One of the most important things you can do as you care for Mom this winter is ensure that she receives her annual flu shot early in the season. Even if she walks two miles every day and eats eight servings of veggies and fruits, her aging immune system makes her more susceptible to catching the flu. If you need an extra dose of encouragement, here are three good reasons to get her to the pharmacy or doctor’s office.
1. Seniors are a high-risk population for influenza and complications
In addition to their increased susceptibility for catching the flu, older adults are far more likely to develop life-threatening complications, like pneumonia, than any other age group.
The Centers for Disease Control and Prevention estimates that in recent years, up to 90 percent of the flu-related deaths have occurred in Americans age 65 and over. Seniors account for nearly 70 percent of all hospitalizations for flu-related complications. Seniors with chronic conditions, like COPD, diabetes, and heart disease, are especially vulnerable to complications from the flu, and 86 percent of U.S. adults over age 65 have at least one chronic condition.

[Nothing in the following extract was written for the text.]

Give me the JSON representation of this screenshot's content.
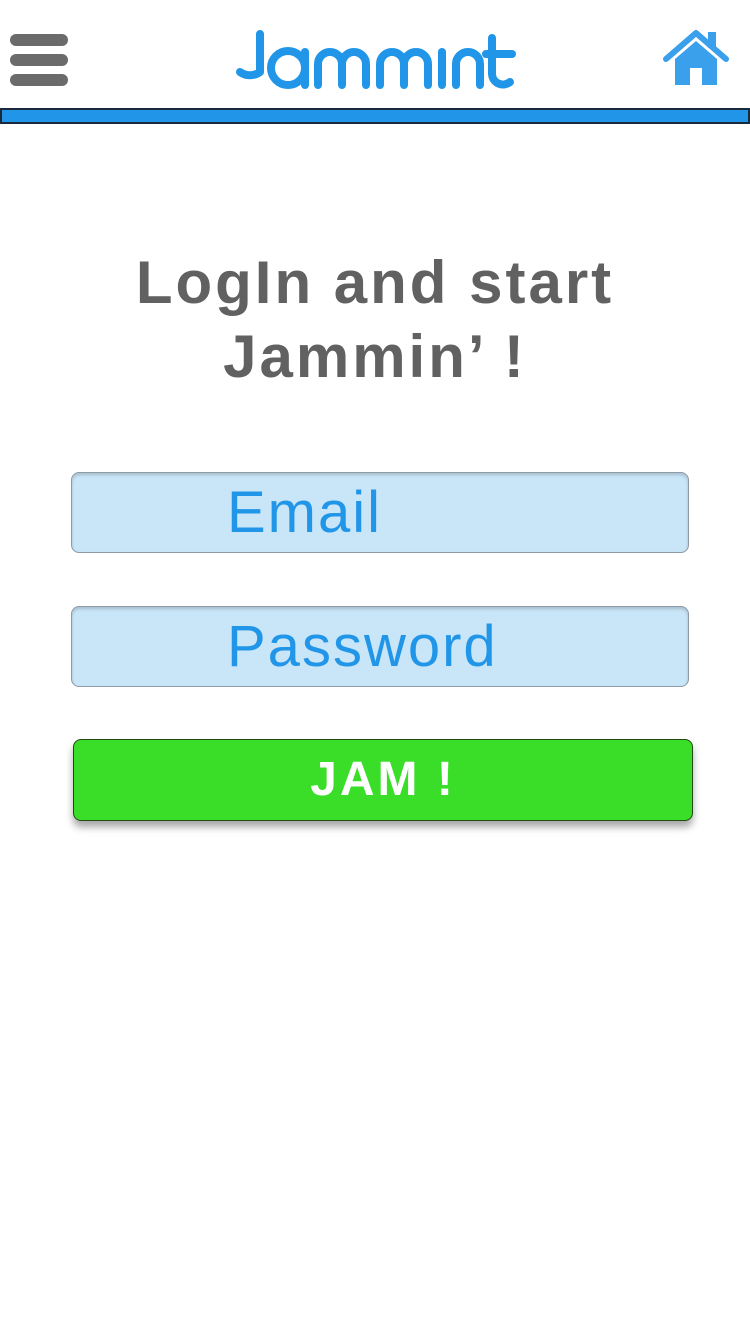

If you do care for Mom during a bout with the flu, be sure she rests and drinks a large amount of nutritious fluids to build strength. Ask her doctor about influenza antiviral drugs that may shorten her illness, and if she’s not had a pneumococcal vaccine, explore this option, too.
2. The 2014-2015 flu season was the worst in recent history for older adults
Influenza activity started early in 2014 and lasted long into 2015, according to the CDC. It also took a severe toll on the elderly. The CDC recorded more hospitalizations for Americans over 65 than in any year since 2005.
Last season's flu shot was ineffective at preventing the flu, mostly due to its inability to match the viruses in circulation, which change from year-to-year. The CDC estimates that people who received last year’s vaccination were just 19 percent less likely to seek medical attention for the flu as compared to typical years in which the shot’s effectiveness ranges from 50 to 60 percent. However, that doesn’t mean that you or your loved one should skip the shot this year—every step toward prevention helps!
3. There’s a shot specifically formulated for seniors
U.S. health officials have updated the 2015-2016 vaccine to better match this year’s circulating viruses and offer citizens better protection. Some of the best news for elderly Americans is the recent creation of a specially designed high-dose flu shot for seniors age 65 and older.
The Fluzone High-Dose contains four times the amount of antigen found in the regular flu shot, increasing the production of antibodies after the vaccination, which means a stronger immune response and greater protection from the flu virus. However, you should be aware that the higher dose may bring increased risk of side effects with it, including fever, headache, and muscle aches.
Best of all, Medicare Part B covers this high-dose flu shot with no copay.
Care for Mom by caring for yourself
A recent study by Clinical Infectious Diseases shows that adults who have contact with the elderly can greatly reduce flu risk in seniors by vaccinating themselves against the virus. When a caregiver gets a flu shot, they can play a huge role in lowering the rates of flu-related illness and complications among seniors.
The CDC recommends that seniors receive flu shots by October, if possible, so if Mom has not had her vaccination yet, it’s time to go!